WHAT IS BEING ASKED
Collect all lines from the records below that include the word "Tagihan".

START EXCERPTED DATA

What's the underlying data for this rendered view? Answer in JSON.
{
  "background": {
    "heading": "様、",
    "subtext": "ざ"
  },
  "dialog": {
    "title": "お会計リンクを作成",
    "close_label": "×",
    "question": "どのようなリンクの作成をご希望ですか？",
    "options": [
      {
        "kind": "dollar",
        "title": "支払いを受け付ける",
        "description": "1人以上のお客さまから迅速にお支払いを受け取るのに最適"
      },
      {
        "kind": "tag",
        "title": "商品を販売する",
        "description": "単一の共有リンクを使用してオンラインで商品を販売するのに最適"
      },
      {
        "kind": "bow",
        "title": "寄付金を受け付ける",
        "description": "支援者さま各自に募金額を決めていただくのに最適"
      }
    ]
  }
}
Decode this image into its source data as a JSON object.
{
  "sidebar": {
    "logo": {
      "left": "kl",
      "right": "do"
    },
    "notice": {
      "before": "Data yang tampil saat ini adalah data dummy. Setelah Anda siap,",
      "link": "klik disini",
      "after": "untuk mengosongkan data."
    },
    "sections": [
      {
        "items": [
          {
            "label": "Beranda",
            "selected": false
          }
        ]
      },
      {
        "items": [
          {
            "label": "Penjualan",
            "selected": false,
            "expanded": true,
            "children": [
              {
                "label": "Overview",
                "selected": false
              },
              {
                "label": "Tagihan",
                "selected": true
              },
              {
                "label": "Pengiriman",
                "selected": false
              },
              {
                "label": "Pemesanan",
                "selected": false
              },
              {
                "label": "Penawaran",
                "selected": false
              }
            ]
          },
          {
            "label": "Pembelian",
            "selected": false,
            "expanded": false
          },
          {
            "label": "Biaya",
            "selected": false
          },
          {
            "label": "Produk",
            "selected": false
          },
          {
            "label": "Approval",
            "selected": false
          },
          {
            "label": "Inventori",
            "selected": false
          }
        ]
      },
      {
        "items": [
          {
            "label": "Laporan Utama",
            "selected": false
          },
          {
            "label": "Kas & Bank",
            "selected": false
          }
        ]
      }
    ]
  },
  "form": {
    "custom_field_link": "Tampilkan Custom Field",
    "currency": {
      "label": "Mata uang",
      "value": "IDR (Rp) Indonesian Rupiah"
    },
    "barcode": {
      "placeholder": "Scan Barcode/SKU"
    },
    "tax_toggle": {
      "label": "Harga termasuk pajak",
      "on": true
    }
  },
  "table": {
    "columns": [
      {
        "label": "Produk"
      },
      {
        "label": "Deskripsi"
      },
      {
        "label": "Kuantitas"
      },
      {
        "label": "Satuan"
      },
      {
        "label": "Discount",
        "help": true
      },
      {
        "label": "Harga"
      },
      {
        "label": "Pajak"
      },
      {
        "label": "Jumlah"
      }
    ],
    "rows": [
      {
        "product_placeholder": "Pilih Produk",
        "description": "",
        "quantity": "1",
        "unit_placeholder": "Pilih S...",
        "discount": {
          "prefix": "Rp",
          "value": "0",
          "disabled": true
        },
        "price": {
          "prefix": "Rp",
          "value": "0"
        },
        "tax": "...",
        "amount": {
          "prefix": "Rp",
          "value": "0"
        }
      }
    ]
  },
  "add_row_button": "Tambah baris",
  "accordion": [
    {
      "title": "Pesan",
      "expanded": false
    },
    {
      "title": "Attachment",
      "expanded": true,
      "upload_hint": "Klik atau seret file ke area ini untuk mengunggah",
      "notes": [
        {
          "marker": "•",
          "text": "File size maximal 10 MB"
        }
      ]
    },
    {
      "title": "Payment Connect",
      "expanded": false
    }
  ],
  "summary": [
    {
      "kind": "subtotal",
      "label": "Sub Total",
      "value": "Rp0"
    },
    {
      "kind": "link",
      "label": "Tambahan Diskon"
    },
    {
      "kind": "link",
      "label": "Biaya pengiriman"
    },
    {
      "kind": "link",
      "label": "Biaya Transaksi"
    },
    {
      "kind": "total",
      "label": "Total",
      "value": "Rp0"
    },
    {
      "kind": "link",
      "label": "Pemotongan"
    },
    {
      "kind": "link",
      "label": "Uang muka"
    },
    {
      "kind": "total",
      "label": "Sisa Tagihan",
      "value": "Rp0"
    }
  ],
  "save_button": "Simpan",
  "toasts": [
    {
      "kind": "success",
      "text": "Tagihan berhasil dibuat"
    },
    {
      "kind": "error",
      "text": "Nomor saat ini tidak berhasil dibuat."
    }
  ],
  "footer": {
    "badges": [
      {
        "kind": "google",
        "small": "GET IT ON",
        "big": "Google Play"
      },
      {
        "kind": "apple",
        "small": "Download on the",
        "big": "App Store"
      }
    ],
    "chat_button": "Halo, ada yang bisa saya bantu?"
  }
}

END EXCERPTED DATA

EXPECTED ANSWER
                "label": "Tagihan",
      "label": "Sisa Tagihan",
      "text": "Tagihan berhasil dibuat"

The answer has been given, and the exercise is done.